b. 21 May 1718, 1st s. of George Henry Lee, 2nd Earl of Lichfield, by Frances, da. of Sir John Hales, 4th Bt., of Hackington, Kent. educ. Westminster 1728; St. John’s, Oxf. 1736. m. 16 Jan. 1745, Dinah, da. and coh. of Sir Thomas Frankland, 3rd Bt. s.p. suc. fa. as 3rd Earl of Lichfield 15 Feb. 1743.
Custos brevium of the common pleas 1743-72; ld. of the bedchamber to the King 1760-2; high steward, Oxf. Univ. 1760-2, chancellor 1762-d.; capt. of gent. pensioners 1762-d.; P.C. 14 July 1762; dep. ranger of Hampton Court Park 1762-72.

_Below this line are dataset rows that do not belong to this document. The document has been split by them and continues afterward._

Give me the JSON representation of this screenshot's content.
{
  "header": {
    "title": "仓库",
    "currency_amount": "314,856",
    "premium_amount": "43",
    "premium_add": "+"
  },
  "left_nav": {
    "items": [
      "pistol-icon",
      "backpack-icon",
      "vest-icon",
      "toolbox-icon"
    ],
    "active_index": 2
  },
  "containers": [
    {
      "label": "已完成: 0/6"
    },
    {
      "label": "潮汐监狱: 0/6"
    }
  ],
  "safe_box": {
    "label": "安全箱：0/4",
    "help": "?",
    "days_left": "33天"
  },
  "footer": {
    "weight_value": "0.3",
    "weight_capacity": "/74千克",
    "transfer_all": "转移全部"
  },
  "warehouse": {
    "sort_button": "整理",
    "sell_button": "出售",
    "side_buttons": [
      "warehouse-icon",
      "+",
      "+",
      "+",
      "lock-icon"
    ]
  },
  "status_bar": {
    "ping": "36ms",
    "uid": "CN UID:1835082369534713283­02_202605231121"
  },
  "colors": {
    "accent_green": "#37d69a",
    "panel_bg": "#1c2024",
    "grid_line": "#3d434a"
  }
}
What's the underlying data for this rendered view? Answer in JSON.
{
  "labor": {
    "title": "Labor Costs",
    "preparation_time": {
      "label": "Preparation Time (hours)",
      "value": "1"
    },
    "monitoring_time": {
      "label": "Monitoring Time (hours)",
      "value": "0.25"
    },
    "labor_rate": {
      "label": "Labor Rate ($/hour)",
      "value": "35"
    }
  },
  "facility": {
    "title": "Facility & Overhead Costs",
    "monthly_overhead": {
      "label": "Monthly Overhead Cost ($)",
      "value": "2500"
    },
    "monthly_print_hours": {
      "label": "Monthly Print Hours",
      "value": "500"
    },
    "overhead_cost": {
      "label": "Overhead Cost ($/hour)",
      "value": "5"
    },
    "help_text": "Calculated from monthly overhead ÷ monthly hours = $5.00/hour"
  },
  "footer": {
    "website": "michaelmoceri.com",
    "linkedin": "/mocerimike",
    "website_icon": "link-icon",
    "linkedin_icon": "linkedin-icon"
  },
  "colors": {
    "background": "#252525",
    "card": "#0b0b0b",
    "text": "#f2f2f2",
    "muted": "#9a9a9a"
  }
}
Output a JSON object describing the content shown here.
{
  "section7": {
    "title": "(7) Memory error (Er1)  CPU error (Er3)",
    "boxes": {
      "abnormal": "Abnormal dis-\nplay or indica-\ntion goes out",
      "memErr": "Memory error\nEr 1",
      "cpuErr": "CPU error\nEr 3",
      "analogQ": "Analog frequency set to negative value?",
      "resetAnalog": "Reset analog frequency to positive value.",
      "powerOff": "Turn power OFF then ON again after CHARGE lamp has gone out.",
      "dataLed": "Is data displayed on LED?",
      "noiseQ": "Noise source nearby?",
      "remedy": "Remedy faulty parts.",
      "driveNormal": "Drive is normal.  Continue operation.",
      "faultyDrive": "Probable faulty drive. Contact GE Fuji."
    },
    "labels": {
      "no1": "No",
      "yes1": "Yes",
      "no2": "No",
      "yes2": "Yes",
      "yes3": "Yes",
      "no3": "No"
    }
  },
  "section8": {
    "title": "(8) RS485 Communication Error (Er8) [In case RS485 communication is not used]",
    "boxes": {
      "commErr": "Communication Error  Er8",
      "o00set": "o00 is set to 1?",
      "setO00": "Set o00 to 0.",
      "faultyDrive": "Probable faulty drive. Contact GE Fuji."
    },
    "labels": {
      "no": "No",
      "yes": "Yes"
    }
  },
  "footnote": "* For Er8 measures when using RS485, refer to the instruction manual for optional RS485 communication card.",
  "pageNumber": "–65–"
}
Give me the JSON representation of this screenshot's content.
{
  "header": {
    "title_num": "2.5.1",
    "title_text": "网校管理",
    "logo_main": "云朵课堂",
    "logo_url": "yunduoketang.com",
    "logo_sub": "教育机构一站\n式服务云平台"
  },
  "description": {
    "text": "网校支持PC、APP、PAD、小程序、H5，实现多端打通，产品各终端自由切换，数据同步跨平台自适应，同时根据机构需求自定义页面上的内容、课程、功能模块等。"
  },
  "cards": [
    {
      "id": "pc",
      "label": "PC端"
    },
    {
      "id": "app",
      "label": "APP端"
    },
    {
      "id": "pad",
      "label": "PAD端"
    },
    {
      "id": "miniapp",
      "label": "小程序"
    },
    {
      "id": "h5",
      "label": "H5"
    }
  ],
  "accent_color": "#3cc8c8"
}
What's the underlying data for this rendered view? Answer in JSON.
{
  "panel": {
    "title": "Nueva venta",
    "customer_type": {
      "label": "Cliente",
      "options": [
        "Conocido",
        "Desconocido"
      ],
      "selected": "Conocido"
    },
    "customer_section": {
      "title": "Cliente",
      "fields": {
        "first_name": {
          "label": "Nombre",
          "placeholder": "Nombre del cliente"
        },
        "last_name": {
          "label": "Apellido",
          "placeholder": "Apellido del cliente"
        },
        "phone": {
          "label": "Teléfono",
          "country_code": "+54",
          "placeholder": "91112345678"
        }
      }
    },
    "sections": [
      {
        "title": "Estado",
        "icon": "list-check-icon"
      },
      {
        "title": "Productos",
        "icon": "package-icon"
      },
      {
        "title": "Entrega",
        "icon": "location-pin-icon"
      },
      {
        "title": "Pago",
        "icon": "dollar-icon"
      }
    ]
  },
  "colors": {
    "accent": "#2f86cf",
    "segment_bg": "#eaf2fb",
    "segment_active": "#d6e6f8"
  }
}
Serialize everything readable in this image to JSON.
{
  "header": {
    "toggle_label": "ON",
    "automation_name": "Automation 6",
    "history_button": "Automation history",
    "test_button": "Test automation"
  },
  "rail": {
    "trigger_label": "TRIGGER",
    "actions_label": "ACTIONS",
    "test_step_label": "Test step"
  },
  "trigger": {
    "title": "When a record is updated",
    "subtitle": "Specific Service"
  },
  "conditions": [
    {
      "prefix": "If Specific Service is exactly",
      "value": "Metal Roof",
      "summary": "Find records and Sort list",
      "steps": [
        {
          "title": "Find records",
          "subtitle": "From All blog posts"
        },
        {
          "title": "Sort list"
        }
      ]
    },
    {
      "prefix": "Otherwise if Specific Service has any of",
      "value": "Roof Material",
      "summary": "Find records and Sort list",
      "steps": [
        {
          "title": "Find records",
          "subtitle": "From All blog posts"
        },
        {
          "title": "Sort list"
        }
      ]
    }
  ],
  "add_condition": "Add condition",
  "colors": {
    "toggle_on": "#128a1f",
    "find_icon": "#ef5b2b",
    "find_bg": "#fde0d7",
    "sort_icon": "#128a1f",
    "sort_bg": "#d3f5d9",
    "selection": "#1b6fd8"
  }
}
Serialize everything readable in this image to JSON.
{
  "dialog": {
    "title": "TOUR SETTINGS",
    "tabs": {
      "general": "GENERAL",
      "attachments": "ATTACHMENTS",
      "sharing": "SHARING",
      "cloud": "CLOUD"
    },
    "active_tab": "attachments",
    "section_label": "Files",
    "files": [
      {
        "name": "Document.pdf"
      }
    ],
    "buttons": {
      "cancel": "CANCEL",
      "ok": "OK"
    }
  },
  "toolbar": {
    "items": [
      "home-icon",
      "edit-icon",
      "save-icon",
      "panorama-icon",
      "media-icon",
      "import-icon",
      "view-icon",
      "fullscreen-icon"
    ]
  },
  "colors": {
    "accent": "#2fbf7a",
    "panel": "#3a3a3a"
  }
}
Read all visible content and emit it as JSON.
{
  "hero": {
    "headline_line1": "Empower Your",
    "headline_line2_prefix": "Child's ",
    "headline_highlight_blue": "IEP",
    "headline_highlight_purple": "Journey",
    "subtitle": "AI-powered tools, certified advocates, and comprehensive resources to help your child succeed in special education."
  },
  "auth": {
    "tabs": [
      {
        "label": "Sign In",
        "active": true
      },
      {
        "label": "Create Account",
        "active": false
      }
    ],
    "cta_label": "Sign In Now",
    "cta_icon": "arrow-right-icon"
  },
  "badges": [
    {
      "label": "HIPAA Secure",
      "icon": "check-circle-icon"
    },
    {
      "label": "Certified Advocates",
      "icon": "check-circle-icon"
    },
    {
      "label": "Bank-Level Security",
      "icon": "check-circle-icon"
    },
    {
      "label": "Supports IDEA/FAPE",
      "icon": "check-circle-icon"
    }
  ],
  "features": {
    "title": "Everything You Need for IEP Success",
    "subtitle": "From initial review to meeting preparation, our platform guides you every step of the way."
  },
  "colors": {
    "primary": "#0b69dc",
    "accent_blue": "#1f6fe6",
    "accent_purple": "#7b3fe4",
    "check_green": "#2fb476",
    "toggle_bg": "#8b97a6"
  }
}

Returned unopposed for the county as a Tory at a by-election in February 1740, Quarendon made his first recorded speech in December that year against the army estimates. In February 1741 he was among the Tories who abstained from voting on the motion for the dismissal of Walpole, which his father supported in the Lords. At the opening of the next Parliament he is described as speaking ‘often and well’ against the Government.1 He supported the motion for a committee of inquiry into Walpole’s Administration, to which he was elected, figuring on both the government and the opposition lists.2 He also spoke for Lord Strange’s motion of censure on the Lords for rejecting a bill indemnifying those giving evidence against Walpole. His last reported speech in the Commons was made in December 1742 against the Hanoverians. After his accession to the House of Lords in 1743, he gradually faded out of political life; but he was one of the prominent Tories who agreed to support the Prince’s programme in 1747.3 In the next reign Horace Walpole wrote of him: ‘If he did not make the figure that his youth had promised, the Jacobites could not reproach him, as he had drowned his parts in the jovial promotion of their cause’.4 He died 19 Sept. 1772.